In December, the giant rocket is to be transported on the NASA barge Pegasus to Marshall Space Flight Center in Alabama for testing. When topped with the Orion spacecraft and its fuel tank, it will stand 322 feet (98 meters) high — taller than the Statue of Liberty but shorter than the Saturn V rocket that launched the Skylab space station and the Apollo program that carried men to the moon.
The rocket section currently being assembled at Michoud will hold four RS-25 engines of the kind that propelled space shuttles.
The engines were visible at Michoud, with bright red covers marked "THIS SIDE FACES AFT" covering their wide back ends. Officials said NASA has another dozen for further Artemis missions, with six more under contract.
Asked whether $20 billion to $30 billion was an accurate figure for cost overruns on the program, the deputy administrator said, "I'm not going to stand here and give an exact budget."
Morhard also wouldn't say whether he expects NASA to get the $1.6 billion 2020 budget addition requested by President Donald Trump for space exploration.

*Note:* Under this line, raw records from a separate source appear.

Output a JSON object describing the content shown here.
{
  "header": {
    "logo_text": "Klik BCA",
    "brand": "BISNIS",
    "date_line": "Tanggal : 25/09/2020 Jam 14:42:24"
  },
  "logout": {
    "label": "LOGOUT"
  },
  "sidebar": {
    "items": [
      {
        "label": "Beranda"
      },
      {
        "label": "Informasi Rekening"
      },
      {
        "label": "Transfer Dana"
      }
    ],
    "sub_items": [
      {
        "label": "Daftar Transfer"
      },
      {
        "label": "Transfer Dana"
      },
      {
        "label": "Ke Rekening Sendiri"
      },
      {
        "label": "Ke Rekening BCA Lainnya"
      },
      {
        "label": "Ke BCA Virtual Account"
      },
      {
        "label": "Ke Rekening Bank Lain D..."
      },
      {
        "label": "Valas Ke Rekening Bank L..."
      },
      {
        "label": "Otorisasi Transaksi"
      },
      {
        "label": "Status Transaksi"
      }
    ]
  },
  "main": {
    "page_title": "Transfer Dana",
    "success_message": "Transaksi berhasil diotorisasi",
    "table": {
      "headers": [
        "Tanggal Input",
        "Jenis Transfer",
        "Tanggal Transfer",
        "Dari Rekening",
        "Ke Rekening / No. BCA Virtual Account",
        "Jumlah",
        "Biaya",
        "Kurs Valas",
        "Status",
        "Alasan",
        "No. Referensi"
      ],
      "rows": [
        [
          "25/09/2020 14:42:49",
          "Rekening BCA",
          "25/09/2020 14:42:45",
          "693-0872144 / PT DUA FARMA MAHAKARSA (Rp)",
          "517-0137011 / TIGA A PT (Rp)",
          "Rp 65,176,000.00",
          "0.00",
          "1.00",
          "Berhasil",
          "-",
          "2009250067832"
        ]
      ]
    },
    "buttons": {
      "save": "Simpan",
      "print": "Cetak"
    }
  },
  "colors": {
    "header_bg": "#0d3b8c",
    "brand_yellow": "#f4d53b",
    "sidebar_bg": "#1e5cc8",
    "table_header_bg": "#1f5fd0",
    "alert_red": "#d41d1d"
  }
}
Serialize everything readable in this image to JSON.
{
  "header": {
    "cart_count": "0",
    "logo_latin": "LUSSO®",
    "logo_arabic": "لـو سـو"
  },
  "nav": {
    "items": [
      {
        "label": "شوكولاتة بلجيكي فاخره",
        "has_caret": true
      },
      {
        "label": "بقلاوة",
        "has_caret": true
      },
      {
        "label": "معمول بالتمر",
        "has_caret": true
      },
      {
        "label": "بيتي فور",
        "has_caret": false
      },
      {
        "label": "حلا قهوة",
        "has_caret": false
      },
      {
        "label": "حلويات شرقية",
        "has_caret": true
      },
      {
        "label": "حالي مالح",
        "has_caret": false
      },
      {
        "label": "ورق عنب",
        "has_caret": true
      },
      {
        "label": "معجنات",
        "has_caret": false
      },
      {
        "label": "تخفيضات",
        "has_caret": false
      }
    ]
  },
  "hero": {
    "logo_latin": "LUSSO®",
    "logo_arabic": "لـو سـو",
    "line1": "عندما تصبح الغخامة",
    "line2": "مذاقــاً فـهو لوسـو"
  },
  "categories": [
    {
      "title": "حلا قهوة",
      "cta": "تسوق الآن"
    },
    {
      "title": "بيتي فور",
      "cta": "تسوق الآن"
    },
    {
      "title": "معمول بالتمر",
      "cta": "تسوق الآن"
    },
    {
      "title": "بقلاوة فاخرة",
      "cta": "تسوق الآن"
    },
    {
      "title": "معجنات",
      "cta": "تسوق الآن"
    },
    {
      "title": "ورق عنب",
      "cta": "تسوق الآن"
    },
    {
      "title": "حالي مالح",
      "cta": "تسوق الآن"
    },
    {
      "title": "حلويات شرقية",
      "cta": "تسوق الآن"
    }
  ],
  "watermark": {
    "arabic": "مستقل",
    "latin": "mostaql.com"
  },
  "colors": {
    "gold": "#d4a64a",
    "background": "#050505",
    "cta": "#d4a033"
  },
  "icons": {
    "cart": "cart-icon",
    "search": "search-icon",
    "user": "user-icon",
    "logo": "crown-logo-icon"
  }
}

"The House added $1.3 billion for science programs. The Senate hasn't marked up the bill. I'm waiting to see what the Senate does," he said.
Dhaka, June 29 (UNB) - Shipworms have long been a menace to humankind, sinking ships, undermining piers, and even eating their way through Dutch dikes in the mid-1700s. Now, researchers have found the first shipworm that eschews wood for a very different diet: rock, reports Science Magazine. The new shipworm—a thick, white, wormlike creature that can grow to be more than a meter long—lives in freshwater. Researchers first spotted the species (Lithoredo abatanica) in 2006 in thumb-size burrows in the limestone banks of the Abatan River in the Philippines. But it wasn’t until 2018 that scientists were able to study the organism in detail.
The rock-eating shipworm is quite different from its wood-eating counterpart, the team reports today in the Proceedings of the Royal Society B. Really clams, all shipworms have two shrunken shells that have been modified into drill heads. Hundreds of sharp invisible teeth cover the shells in the wood eater, but the rock-eating shipworm has just dozens of thicker, millimeter-size teeth that scrape away rock.
Marine shipworms store the wood they eat in a special digestive sack, where bacteria degrade it. Like other shipworms, the rock-eating shipworm still ingests what it scrapes away to make its protective burrow, but it lacks both the sack and its bacteria and likely doesn’t get much sustenance from the rock bits. Their ingestion may be a holdover from wood-eating ancestors. Instead, it seems to rely on other bacteria residing in its gills to produce nutrients or food sucked in by a siphon at the clam’s back end for nourishment.